The Shelton Herald sent questions to each Board of Aldermen candidate. These are the responses by the aldermen, Second Ward candidates. Candidates are in alphabetical order. Incumbents are noted.

Kevin Kosty (D)

1. What major projects would be your focus once elected?

Downtown redevelopment including parking and improved pedestrian access and safety. Revitalization of city parks. And planning for the future of Shelton, ways to encourage new business investment, attract new residents, and develop the city properly.

2. What is the most significant issue facing the city? What is required to address this issue?

True financial stability. Shelton’s low mill rate is threatened by the bond rating being lowered twice in two years and by the city reserve having been spent down to nearly empty. We need aldermen who will take a thorough look at the city budget and analyze how city money is currently spent to realign that spending with our current needs and goals while establishing metrics to make sure we meet them.

3. Questions have been raised about transparency of the budget process. What steps, if any, are needed to make the spending of city funds more transparent to the community?

The budget should be more than a list of accounts and how much money is put into them, it should have goals to be achieved within those departments and citizens should be able to find it on the city website. But we need transparency beyond the budget process as well, the Board of Apportionment & Taxation are supposed to provide bipartisan oversight of city spending to make sure it is honest and ethical but they are not being allowed to fill that important role. We need to put some authority back into the A&T.

4. What are your thoughts on the relationship with the Board of Education? Has it improved in your mind, and what would you do to make the relationship even stronger?
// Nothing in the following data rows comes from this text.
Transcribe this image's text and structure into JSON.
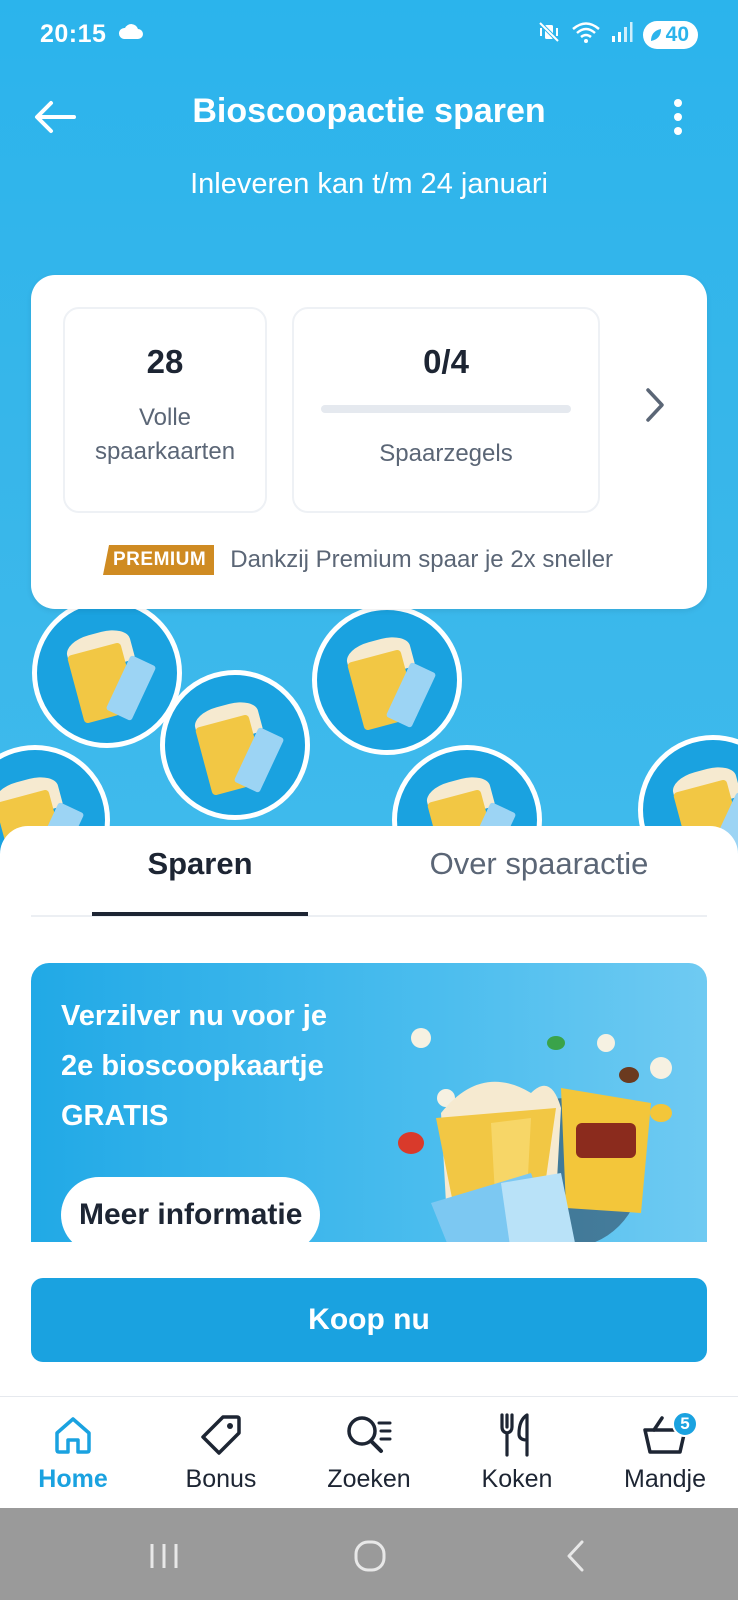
{
  "status_bar": {
    "time": "20:15",
    "battery": "40"
  },
  "header": {
    "title": "Bioscoopactie sparen",
    "subtitle": "Inleveren kan t/m 24 januari"
  },
  "stats": {
    "full_cards_value": "28",
    "full_cards_label_line1": "Volle",
    "full_cards_label_line2": "spaarkaarten",
    "stamps_value": "0/4",
    "stamps_progress": 0,
    "stamps_label": "Spaarzegels",
    "premium_badge": "PREMIUM",
    "premium_text": "Dankzij Premium spaar je 2x sneller"
  },
  "tabs": [
    {
      "label": "Sparen",
      "active": true
    },
    {
      "label": "Over spaaractie",
      "active": false
    }
  ],
  "promo": {
    "line1": "Verzilver nu voor je",
    "line2": "2e bioscoopkaartje",
    "line3": "GRATIS",
    "button": "Meer informatie"
  },
  "buy_button": "Koop nu",
  "nav": {
    "items": [
      {
        "label": "Home",
        "icon": "home-icon",
        "active": true
      },
      {
        "label": "Bonus",
        "icon": "tag-icon"
      },
      {
        "label": "Zoeken",
        "icon": "search-list-icon"
      },
      {
        "label": "Koken",
        "icon": "cutlery-icon"
      },
      {
        "label": "Mandje",
        "icon": "basket-icon",
        "badge": "5"
      }
    ]
  },
  "colors": {
    "brand_blue": "#1aa2e0",
    "hero_blue": "#2bb4ec",
    "premium_orange": "#cf8b22",
    "text_dark": "#1d2533"
  }
}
There was a striking moment at the last joint meeting of the Boards of Aldermen and Education that I feel is representative of the problematic relationship between the two. The aldermen were asking questions about how the bus company was being run, and the answers were provided by the BOE administration. Since the city is running the bus company the aldermen, they shouldn’t need the BOE to tell them how it’s being operated, they should already know and be able to answer any concerns brought by the BOE. I’ve been to many city meetings where the BOE and BOA meet and it always seems the BOA is demanding things and the BOE does their best to placate those demands and I haven’t seen any improvement in that dynamic this year. Once elected alderman, I want to see the two boards establish shared goals for Shelton’s schools and work together to achieve them rather than the BOA act simply as oversight of the BOE’s spending.

Stanley J. Kudej (R), incumbent; Eric J. McPherson (R), incumbent

The candidates chose to provide a unified response to The Shelton Herald questions.

1. What major projects would be your focus once elected?

The major projects we have focused on and will continue to be our focus is the downtown revitalization. Both of us have been strong and tireless advocates for the Downtown. We have been strong supporters of Mayor Lauretti’s vision for the revitalization of the downtown and for Shelton. The two of us will continue to work to attract new investment, business and residents to the Downtown.

2. What is the most significant issue facing the city? What is required to address this issue?

We feel the significant issue facing the city is to continue the policies that have made Shelton a highly sought after community. It is important that we continue these policies and to support Mayor Lauretti’s vision for Shelton and to follow the City’s comprehensive plan and balanced growth. We will continue to work for and support policies that will keep Shelton an affordable place in which to locate a business, to live and to raise a family. Both of us strongly support policies that keep Shelton fiscally strong and that keeps taxes the lowest in the area.

3. Questions have been raised about transparency of the budget process. What steps, if any, are needed to make the spending of city funds more transparent to the community?

The budget process is transparent. The budget meetings are open to the public and the budget is a public document. We believe this process is very transparent.

4. What are your thoughts on the relationship with the Board of Education? Has it improved in your mind, and what would you do to make the relationship even stronger?

Both of us believe the relationship with the Board of Education will be much better and positive than it is now with the current board. With new leadership at the Board of Education, and quarterly meetings with them and their conversion to the city’s budget format there will be accountability and transparency. We believe this will be positive and will result in a better and stronger relationship.